* **YOUR TASK**
What lines of the data below hold "JSON"? Show them.
*** PROVIDED INFORMATION ***
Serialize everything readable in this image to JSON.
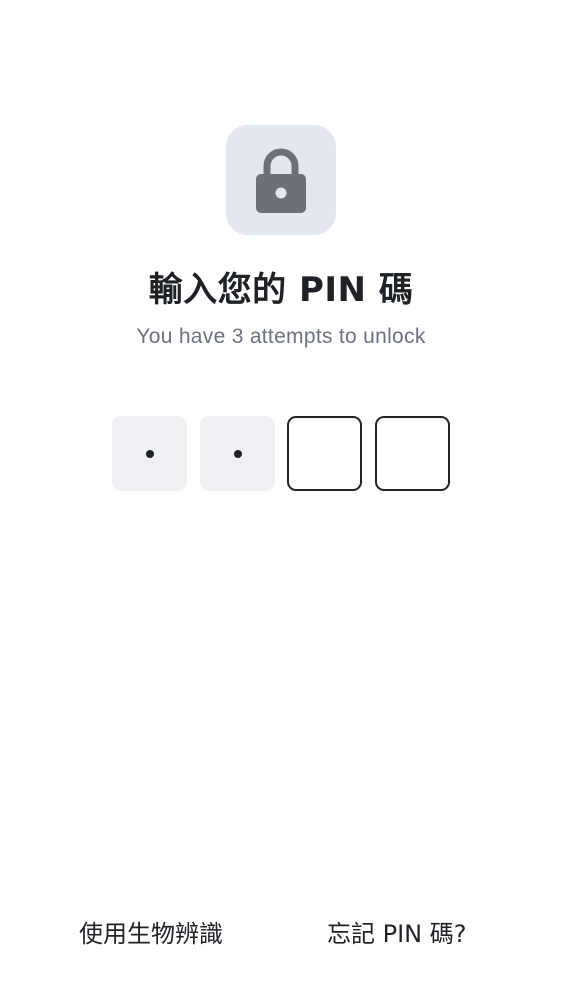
{
  "lock": {
    "icon": "lock-icon",
    "tile_color": "#e3e7f0",
    "icon_color": "#6b7079"
  },
  "title": "輸入您的 PIN 碼",
  "subtitle": "You have 3 attempts to unlock",
  "pin": {
    "length": 4,
    "entered": 2,
    "mask_char": "•"
  },
  "actions": {
    "biometric_label": "使用生物辨識",
    "forgot_label": "忘記 PIN 碼?"
  }
}
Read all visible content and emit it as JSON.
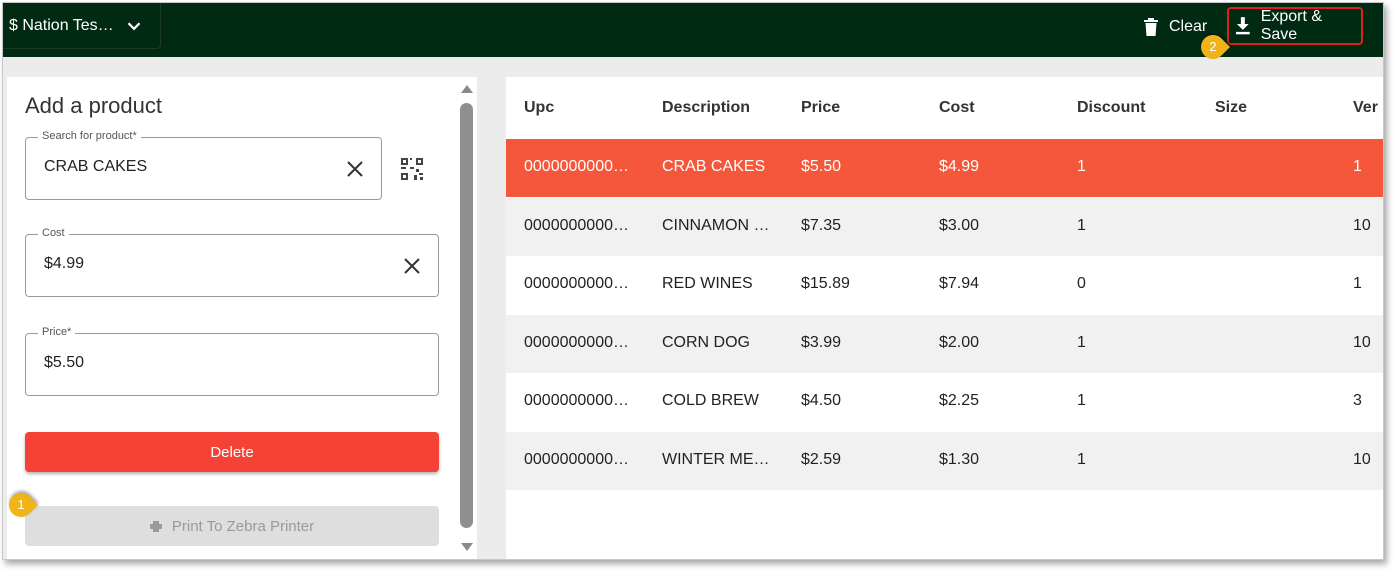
{
  "topbar": {
    "store_name": "$ Nation Tes…",
    "clear_label": "Clear",
    "export_label": "Export & Save"
  },
  "form": {
    "title": "Add a product",
    "search": {
      "label": "Search for product*",
      "value": "CRAB CAKES"
    },
    "cost": {
      "label": "Cost",
      "value": "$4.99"
    },
    "price": {
      "label": "Price*",
      "value": "$5.50"
    },
    "delete_label": "Delete",
    "print_label": "Print To Zebra Printer"
  },
  "table": {
    "columns": [
      "Upc",
      "Description",
      "Price",
      "Cost",
      "Discount",
      "Size",
      "Ver"
    ],
    "rows": [
      {
        "upc": "0000000000…",
        "description": "CRAB CAKES",
        "price": "$5.50",
        "cost": "$4.99",
        "discount": "1",
        "size": "",
        "ver": "1",
        "selected": true
      },
      {
        "upc": "0000000000…",
        "description": "CINNAMON …",
        "price": "$7.35",
        "cost": "$3.00",
        "discount": "1",
        "size": "",
        "ver": "10",
        "selected": false
      },
      {
        "upc": "0000000000…",
        "description": "RED WINES",
        "price": "$15.89",
        "cost": "$7.94",
        "discount": "0",
        "size": "",
        "ver": "1",
        "selected": false
      },
      {
        "upc": "0000000000…",
        "description": "CORN DOG",
        "price": "$3.99",
        "cost": "$2.00",
        "discount": "1",
        "size": "",
        "ver": "10",
        "selected": false
      },
      {
        "upc": "0000000000…",
        "description": "COLD BREW",
        "price": "$4.50",
        "cost": "$2.25",
        "discount": "1",
        "size": "",
        "ver": "3",
        "selected": false
      },
      {
        "upc": "0000000000…",
        "description": "WINTER ME…",
        "price": "$2.59",
        "cost": "$1.30",
        "discount": "1",
        "size": "",
        "ver": "10",
        "selected": false
      }
    ]
  },
  "callouts": [
    "1",
    "2"
  ],
  "colors": {
    "topbar": "#012a12",
    "selected_row": "#f5573a",
    "delete_button": "#f44336",
    "highlight_border": "#e02020",
    "callout": "#f0b418"
  },
  "icons": [
    "chevron-down-icon",
    "trash-icon",
    "download-icon",
    "close-icon",
    "qr-scan-icon",
    "printer-icon"
  ]
}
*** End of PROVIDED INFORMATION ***
* **RESPONSE AREA**
Serialize everything readable in this image to JSON.
Read all visible content and emit it as JSON.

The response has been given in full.